Some of the "big data" approaches that I have seen are a bit like that. We keep stuff because we can, and because it "might come in useful." For sure there are some very potent use cases. Forbes, in this piece describes how knowledge about the customercan drive predictive analytics. And valuable it is.
However the other compelling use-cases are a bit harder to find. We can certainly do useful analysis of log files, click through rates, etc., depending on what has been shown to a customer or "tire kicker." But beyond that the cases are harder to come by. That is to some extent why much of the focus has been on the technology and technology vendor side.
There is a pretty significant dilemma here, though. If we wait to capture the data until we know what we need, then we will have to wait until we have sufficient data. If we capture all the data we can as it is flying through our systems and we don't yet know how we might use it, we need to make sure it is kept in some original form. Apply schema at the time of use. That makes us quake in our collective boots if we are data base designers, DBAs etc. We can't ensure the integrity. Things change. Where are the constraints?... In my house that is akin to me throwing things I don't know what to do with (pieces of mail, camping gear, old garden tools, empty paint cans, bicycle pumps,... you get the idea). So when Madame asks for something - say a suitable weight for holding the grill cover down, I can say, "Aha, I have just the right thing. Here, uses this old, half full can of paint." A properly ordered household might have had the paint arranged in a tidy grouping. But actually that primary classification inhibits out of the box use.

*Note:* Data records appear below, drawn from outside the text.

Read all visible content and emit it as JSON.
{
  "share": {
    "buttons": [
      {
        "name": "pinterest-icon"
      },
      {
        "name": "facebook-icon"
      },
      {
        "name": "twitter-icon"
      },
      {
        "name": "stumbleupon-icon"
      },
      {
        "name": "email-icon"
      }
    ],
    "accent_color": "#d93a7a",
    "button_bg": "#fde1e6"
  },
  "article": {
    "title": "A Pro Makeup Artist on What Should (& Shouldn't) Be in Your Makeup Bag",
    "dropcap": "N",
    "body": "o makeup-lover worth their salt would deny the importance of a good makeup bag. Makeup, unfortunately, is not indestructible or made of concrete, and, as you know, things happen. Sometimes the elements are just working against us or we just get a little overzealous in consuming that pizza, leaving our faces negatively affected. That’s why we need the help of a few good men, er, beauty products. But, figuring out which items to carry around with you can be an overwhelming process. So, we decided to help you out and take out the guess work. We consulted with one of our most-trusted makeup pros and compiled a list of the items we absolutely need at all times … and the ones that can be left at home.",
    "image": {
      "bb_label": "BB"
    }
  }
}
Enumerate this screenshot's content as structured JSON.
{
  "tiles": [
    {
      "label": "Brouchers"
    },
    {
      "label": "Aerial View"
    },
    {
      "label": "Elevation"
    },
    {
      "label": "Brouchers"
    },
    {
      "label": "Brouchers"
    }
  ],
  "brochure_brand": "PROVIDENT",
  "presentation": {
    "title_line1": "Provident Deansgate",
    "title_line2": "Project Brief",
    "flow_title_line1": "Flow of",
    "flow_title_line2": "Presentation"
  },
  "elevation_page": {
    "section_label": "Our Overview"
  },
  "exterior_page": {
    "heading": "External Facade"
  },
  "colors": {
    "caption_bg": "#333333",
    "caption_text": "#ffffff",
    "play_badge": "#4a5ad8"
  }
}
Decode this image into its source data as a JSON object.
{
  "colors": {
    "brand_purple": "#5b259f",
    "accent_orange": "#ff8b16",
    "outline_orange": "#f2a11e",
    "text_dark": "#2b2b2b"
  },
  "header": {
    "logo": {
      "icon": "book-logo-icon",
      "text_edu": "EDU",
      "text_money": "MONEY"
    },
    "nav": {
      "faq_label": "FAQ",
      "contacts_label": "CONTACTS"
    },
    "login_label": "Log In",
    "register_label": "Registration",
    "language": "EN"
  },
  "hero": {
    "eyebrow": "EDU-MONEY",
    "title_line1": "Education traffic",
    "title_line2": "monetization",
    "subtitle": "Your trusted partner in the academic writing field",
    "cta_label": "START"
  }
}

Similarly with data. I wonder what the telephone country code for the UK is.. Oh yes, my sister lives there, I can look up her number and find it out. Not exactly why I threw her number onto the data pile, but handy nonetheless.
So with the driver of cheap storage, cheap processing, we can sudden;y start to manage big piles of data instead of managing things all neatly.
This thinking model started a while back with the advent of tagging models for email. Outlook vs Gmail as thinking models. If I have organized my emails in the Outlook folders way, then I have to know roughly where to look for the mail - all very well if I am accessing by some primary classification path, but not so handy when asked to provide all the documents containing a word for a legal case...It turns out - at least for me that I prefer a tag based model - a flat space like Gmail where I use search as my primary approach, as opposed to a categorization model where I go to an organized set of things.
There isn't much "big" in these data examples. It is really about the new ways we have to organize and manage the data we collect - and accepting that we can collect more of it. Possibly even collecting every state of every data object, every transaction that changed that state, etc. Oh and perhaps the update dominant model of data management that we see today will be replaced with something less destructive.